Some municipalities are also actively encouraging the adoption of prepaid metering. The City of Cape Town is rolling out a free electricity meter replacement programme across the metro and has been doing so for the past five years, says councillor Phindile Maxiti, the City’s mayoral committee member for energy and climate change.
Currently 557000 customers are using prepaid meters versus 100000 using credit meters. He says for residents, the benefits of using prepaid electricity meters include total control over electricity consumption, no more estimated readings and convenient and stress-free purchasing of electricity.
For the city, it takes away the need to read the meters. “Having a prepaid meter enables residents to have direct control over their usage, leading to fewer unpaid municipal accounts.
In addition, the prepaid meter is one of the debt recovery tools used by the city. “Any amounts deducted from the prepaid electricity purchases are credited against the relevant account to reduce the debt outstanding.”

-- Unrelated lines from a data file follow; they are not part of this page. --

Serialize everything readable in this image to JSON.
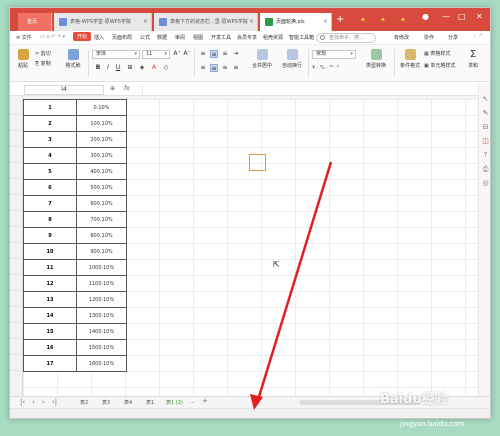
{
  "tabs": {
    "home": "首页",
    "t1": "表格-WPS学堂-原WPS学院",
    "t2": "表格下方的状态栏...里-原WPS学院",
    "t3": "页面轮换.xls"
  },
  "menu": {
    "file": "≡ 文件",
    "items": [
      "开始",
      "插入",
      "页面布局",
      "公式",
      "数据",
      "审阅",
      "视图",
      "开发工具",
      "会员专享",
      "稻壳资源",
      "智能工具箱"
    ],
    "search": "查找命令、搜...",
    "right": [
      "有修改",
      "协作",
      "分享"
    ]
  },
  "ribbon": {
    "paste": "粘贴",
    "cut": "剪切",
    "copy": "复制",
    "format_painter": "格式刷",
    "font": "宋体",
    "size": "11",
    "merge": "合并居中",
    "wrap": "自动换行",
    "number_format": "常规",
    "cond_format": "条件格式",
    "table_style": "表格样式",
    "cell_style": "单元格样式",
    "sum": "求和",
    "type_convert": "类型转换"
  },
  "formula_bar": {
    "name_box": "I4",
    "fx": "fx"
  },
  "rows": [
    {
      "n": "1",
      "v": "0.10%"
    },
    {
      "n": "2",
      "v": "100.10%"
    },
    {
      "n": "3",
      "v": "200.10%"
    },
    {
      "n": "4",
      "v": "300.10%"
    },
    {
      "n": "5",
      "v": "400.10%"
    },
    {
      "n": "6",
      "v": "500.10%"
    },
    {
      "n": "7",
      "v": "600.10%"
    },
    {
      "n": "8",
      "v": "700.10%"
    },
    {
      "n": "9",
      "v": "800.10%"
    },
    {
      "n": "10",
      "v": "900.10%"
    },
    {
      "n": "11",
      "v": "1000.10%"
    },
    {
      "n": "12",
      "v": "1100.10%"
    },
    {
      "n": "13",
      "v": "1200.10%"
    },
    {
      "n": "14",
      "v": "1300.10%"
    },
    {
      "n": "15",
      "v": "1400.10%"
    },
    {
      "n": "16",
      "v": "1500.10%"
    },
    {
      "n": "17",
      "v": "1600.10%"
    }
  ],
  "sheets": [
    "表2",
    "表3",
    "表4",
    "表1",
    "表1 (2)",
    "..."
  ],
  "watermark": {
    "text": "Baidu经验",
    "url": "jingyan.baidu.com"
  },
  "colors": {
    "accent": "#d84a3e",
    "arrow": "#e02020",
    "selection": "#e39a3c"
  }
}
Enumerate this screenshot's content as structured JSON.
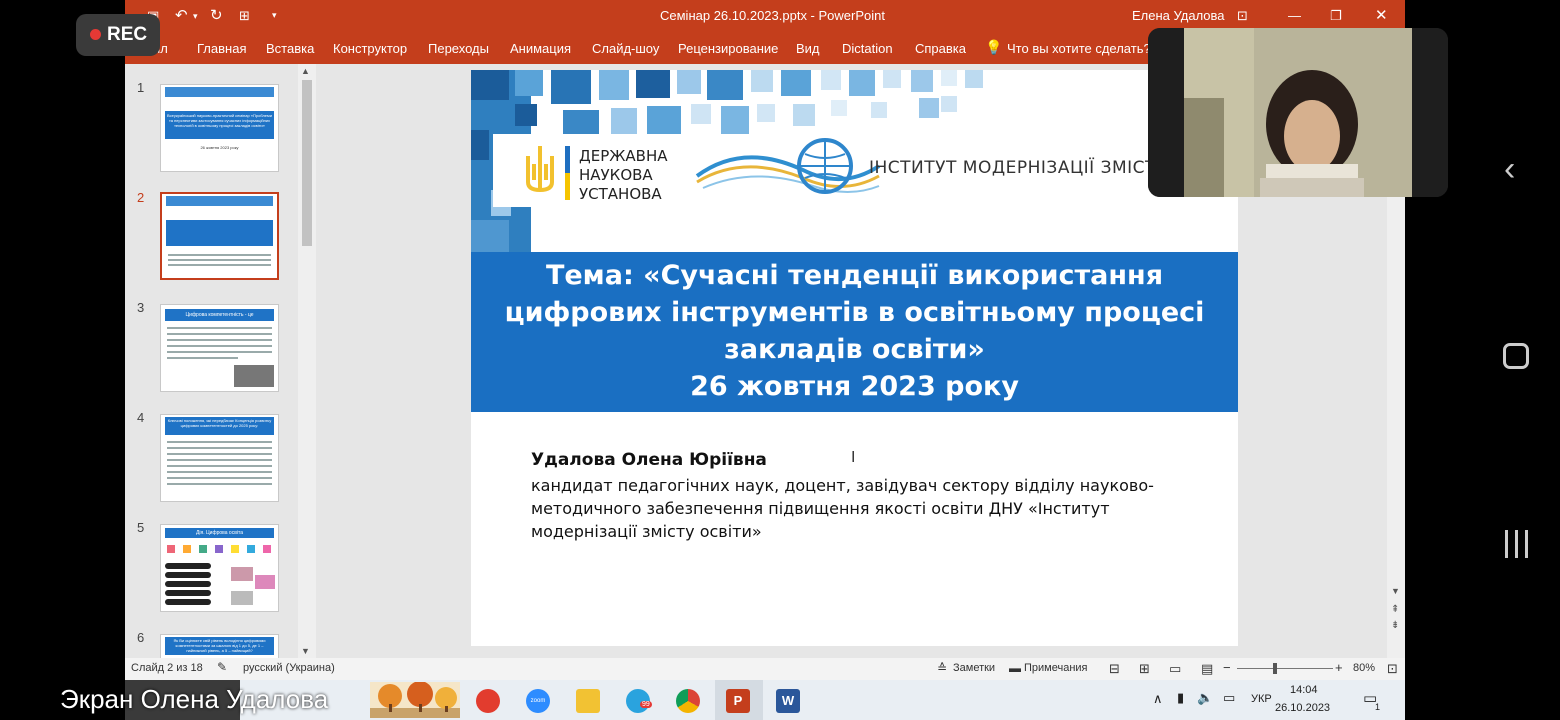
{
  "recording": {
    "label": "REC"
  },
  "window": {
    "title": "Семінар 26.10.2023.pptx  -  PowerPoint",
    "user": "Елена Удалова"
  },
  "menu": {
    "items": [
      "йл",
      "Главная",
      "Вставка",
      "Конструктор",
      "Переходы",
      "Анимация",
      "Слайд-шоу",
      "Рецензирование",
      "Вид",
      "Dictation",
      "Справка"
    ],
    "tellme": "Что вы хотите сделать?"
  },
  "thumbnails": {
    "numbers": [
      "1",
      "2",
      "3",
      "4",
      "5",
      "6"
    ],
    "t1_title": "Всеукраїнський науково-практичний семінар «Проблеми та перспективи застосування сучасних інформаційних технологій в освітньому процесі закладів освіти»",
    "t1_date": "26 жовтня 2023 року",
    "t3_title": "Цифрова компетентність - це",
    "t4_title": "Ключові положення, які передбачає Концепція розвитку цифрових компетентностей до 2025 року:",
    "t5_title": "Дія. Цифрова освіта",
    "t6_title": "Як Ви оцінюєте свій рівень володіння цифровими компетентностями за шкалою від 1 до 5, де 1 – найнижчий рівень, а 5 – найвищий?"
  },
  "slide": {
    "org_line1": "ДЕРЖАВНА",
    "org_line2": "НАУКОВА",
    "org_line3": "УСТАНОВА",
    "institute": "ІНСТИТУТ МОДЕРНІЗАЦІЇ ЗМІСТУ",
    "title_l1": "Тема: «Сучасні тенденції використання",
    "title_l2": "цифрових інструментів в освітньому процесі",
    "title_l3": "закладів освіти»",
    "title_l4": "26 жовтня 2023 року",
    "author": "Удалова Олена Юріївна",
    "bio_l1": "кандидат педагогічних наук, доцент, завідувач сектору відділу науково-",
    "bio_l2": "методичного забезпечення підвищення якості освіти ДНУ «Інститут",
    "bio_l3": "модернізації змісту освіти»"
  },
  "status": {
    "slide": "Слайд 2 из 18",
    "lang": "русский (Украина)",
    "notes": "Заметки",
    "comments": "Примечания",
    "zoom": "80%"
  },
  "taskbar": {
    "caption": "Экран Олена Удалова",
    "lang": "УКР",
    "time": "14:04",
    "date": "26.10.2023",
    "notif": "1",
    "tg_badge": "99"
  },
  "colors": {
    "ppt_red": "#c43e1c",
    "slide_blue": "#1a6fc2"
  }
}
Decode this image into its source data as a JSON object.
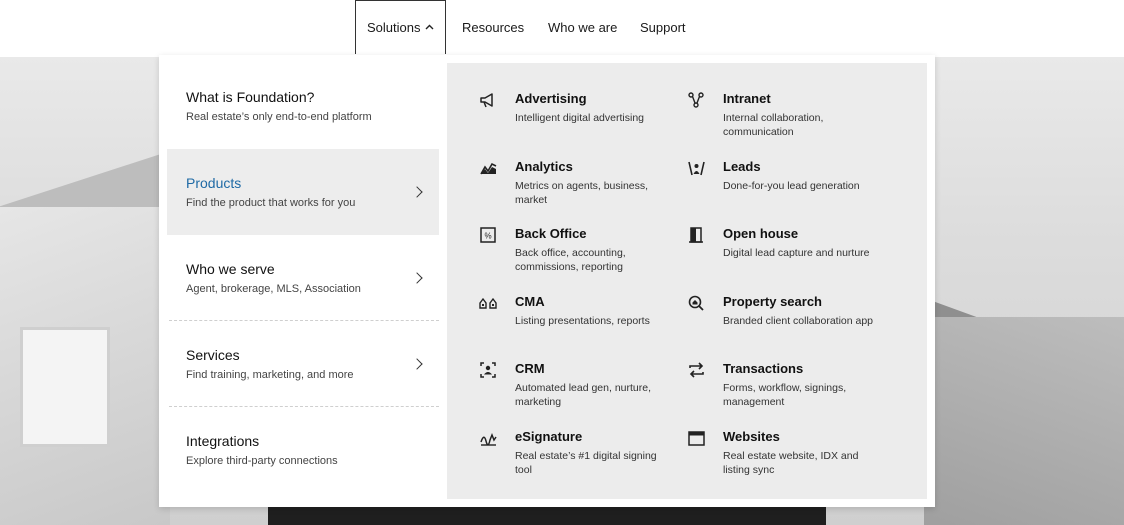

In the private (sub-metering) pre-payment market the adoption rate is high in the electricity sector, says Karen Wheller, chief operating officer at Enbaya Prepaid Meters.
However, the technology has been around for a long time and is now considered old. In the water sector, prepaid metering is newer but the adoption of such metering has increased by 100% in the past three years.
“People want more prepaid water meters than electricity meters, probably because electricity meters are older and already installed in a lot of locations. Water meters, being newer, are attracting more interest.”
Taking into account that electricity prepayment has been around for 20 years, water not even half that time, Wheller says the demand for water meters will also level out in the next five to 10 years.
Wheller says each municipality would have a different adoption rate regarding their general plans around conversions to municipal metering. “There are more than 200 municipalities in South Africa and each offers prepayment at different rates for different areas.”
In terms of the City of Cape Town’s water meter upgrade programme, it says it appointed a contractor to replace older electricity credit meters with new prepaid meters in selected suburbs across the city.
The cost of the new meters is covered by the City in suburbs where the programme is active. If a resident’s neighbourhood is scheduled only for the following year, they may request an earlier date. However, fees will apply as this will be considered an ad-hoc replacement.
“A conversion fee will be loaded on to the prepaid account as debt and the funds will be recovered as a percentage of the resident’s electricity purchases.
“If a customer chooses not to make use of this offer, they will be required to pay for the conversion should they want a prepaid meter at a later stage,” he says.